Tandberg Inc.

Tandberg focuses on the high end, offering 128-bit Advanced Encryption Standard encryption and directory integration via the Lightweight Directory Access Protocol. Its integrated 2500, 7000 and 8000 systems start at US$15,990 per site and go up to US$59,990. The 800 and 550 series set-top units start at US$4,990 per site. Its 1000 series single-user desktop units start at US$5,490.

Sony Business Solutions & Systems Co.

Sony’s high-performance, low-cost systems have sold well to small and midsize businesses, Herrell says. Its PCS-1600 series set-top units start at US$3,394; desktop units start at US$3,994. On the high end, a packaged system capable of supporting six multipoint sessions sells for US$21,300.

Videoconferencing effort goes global

Dow Chemical has nearly completed the rollout of IP videoconferencing to 500 offices worldwide using Polycom iPower units, and it plans to eliminate 125 ISDN-based systems. Chris Duncan, global leader for e-communication technology, spoke with Robert L. Mitchell of Computerworld (U.S.) about how the project is working out.

Q: Why did you pursue IP videoconferencing?

A: One reason was the reliability of ISDN. Those 125 sites were in 40 countries, and because of the questionable reliability of ISDN, it was never fully accepted beyond an executive tool. It didn’t become part of the culture. We wanted to find a way to expand the endpoints, and video over IP seemed to make a lot of sense.

Q: What’s the payback?

A: IP is significantly less money [than ISDN]. If we’re going from the States to Pacific [Rim countries, it costs] probably 75 per cent less. We’re using the same bandwidth we use for everything else. We’ve allocated certain percentages of our [wide-area network] bandwidth to video only. It’s the same pipe, but we’ve segmented the network. We have three-quarters of our deployment done. We’re in 18 or 19 countries now.

Q: How does the quality compare with that of ISDN?

A: We had been running our IDSN at 128Kbps.
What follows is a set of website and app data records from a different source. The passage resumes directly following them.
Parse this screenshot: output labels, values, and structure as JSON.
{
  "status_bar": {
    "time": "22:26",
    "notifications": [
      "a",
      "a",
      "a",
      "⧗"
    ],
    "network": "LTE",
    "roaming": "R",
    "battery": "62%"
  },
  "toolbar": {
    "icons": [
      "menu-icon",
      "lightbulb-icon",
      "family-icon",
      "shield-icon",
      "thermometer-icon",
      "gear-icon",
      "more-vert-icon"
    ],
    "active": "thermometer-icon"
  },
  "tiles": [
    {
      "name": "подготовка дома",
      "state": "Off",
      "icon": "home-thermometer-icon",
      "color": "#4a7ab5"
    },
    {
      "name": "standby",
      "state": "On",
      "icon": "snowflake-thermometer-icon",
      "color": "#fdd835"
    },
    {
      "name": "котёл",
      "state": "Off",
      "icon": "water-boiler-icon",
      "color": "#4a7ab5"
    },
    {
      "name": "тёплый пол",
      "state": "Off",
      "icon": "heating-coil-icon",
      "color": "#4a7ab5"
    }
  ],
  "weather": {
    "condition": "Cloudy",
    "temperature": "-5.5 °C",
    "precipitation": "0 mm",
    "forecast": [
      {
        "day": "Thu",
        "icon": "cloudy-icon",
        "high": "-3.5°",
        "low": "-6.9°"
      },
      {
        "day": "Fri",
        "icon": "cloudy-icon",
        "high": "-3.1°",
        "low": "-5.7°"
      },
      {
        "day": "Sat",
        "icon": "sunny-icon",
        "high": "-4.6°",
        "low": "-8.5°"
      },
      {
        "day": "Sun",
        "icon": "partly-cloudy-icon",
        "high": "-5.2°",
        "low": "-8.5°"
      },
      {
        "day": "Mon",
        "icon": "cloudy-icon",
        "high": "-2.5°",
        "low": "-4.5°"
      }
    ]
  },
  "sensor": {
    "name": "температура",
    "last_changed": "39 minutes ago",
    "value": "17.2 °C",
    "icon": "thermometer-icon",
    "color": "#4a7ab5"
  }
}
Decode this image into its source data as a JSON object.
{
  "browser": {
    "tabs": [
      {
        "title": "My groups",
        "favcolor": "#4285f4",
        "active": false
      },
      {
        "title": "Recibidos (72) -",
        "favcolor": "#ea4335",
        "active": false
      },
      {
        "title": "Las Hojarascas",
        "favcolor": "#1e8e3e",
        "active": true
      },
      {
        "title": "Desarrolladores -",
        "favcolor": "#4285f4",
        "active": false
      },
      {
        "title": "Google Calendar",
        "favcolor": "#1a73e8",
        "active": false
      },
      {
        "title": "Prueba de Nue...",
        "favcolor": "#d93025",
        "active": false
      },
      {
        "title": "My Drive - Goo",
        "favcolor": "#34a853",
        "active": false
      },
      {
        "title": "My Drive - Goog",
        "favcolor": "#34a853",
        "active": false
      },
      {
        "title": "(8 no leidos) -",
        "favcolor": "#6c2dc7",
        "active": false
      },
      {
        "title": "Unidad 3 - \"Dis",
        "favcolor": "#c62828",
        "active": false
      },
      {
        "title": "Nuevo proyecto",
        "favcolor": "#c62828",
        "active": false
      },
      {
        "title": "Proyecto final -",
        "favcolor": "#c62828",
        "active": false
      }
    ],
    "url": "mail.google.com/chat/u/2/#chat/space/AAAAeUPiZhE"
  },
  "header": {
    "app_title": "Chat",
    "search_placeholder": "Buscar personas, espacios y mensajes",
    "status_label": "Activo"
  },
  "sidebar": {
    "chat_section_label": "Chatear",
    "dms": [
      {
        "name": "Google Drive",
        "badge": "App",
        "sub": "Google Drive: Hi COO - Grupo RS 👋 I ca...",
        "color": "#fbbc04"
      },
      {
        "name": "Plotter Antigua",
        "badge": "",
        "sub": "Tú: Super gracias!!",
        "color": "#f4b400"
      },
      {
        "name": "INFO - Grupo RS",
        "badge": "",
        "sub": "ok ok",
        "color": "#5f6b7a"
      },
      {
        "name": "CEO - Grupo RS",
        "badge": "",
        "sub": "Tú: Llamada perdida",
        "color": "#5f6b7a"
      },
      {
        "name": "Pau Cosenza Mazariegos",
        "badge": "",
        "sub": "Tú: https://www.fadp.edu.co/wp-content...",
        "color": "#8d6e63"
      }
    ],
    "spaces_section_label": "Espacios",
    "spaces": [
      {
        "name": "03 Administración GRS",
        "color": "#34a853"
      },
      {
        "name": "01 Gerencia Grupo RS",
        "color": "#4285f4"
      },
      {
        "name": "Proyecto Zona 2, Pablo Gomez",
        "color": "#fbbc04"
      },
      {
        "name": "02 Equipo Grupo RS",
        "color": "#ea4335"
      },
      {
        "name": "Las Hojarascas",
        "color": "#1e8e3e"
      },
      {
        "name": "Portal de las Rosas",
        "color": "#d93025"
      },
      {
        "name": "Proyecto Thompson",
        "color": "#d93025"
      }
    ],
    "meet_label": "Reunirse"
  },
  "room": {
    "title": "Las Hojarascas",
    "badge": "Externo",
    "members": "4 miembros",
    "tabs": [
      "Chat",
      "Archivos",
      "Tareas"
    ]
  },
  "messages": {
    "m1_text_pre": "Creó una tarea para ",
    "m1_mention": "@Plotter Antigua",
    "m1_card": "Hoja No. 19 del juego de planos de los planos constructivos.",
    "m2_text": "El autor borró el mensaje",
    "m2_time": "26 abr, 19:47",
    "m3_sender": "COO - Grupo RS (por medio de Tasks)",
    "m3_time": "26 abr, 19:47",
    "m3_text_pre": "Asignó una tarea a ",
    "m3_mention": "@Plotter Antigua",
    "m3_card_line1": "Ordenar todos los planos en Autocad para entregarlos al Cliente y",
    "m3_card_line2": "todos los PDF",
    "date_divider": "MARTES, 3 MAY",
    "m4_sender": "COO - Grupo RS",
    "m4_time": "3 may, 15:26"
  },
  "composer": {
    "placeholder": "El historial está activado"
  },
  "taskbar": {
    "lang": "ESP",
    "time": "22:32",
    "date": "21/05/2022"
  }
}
Some of that was due to cost. When we decided to upgrade with the new iPower systems, we decided that we had to improve not only the reliability but also the picture quality. We’re running 384Kbps. It’s a minimum of three times better. There is some jerkiness in 384Kbps, but it’s not as annoying.

Q: Why not use audioconferencing?

A: You really need to have some face-to-face to read the body language to see what’s going on. If we can avoid one trip per month per room, the entire system pays for itself.

Q: How are users accepting videoconferencing?

A: We haven’t seen a notable reduction [in travel] yet. The harder part is the cultural change. People are comfortable meeting face to face. When you put a monitor in between, you have to focus on the cultural changes. There are certain etiquettes that are different. And if your call goes down for two minutes, you have to understand that the meeting still saved you 30 hours [of travel].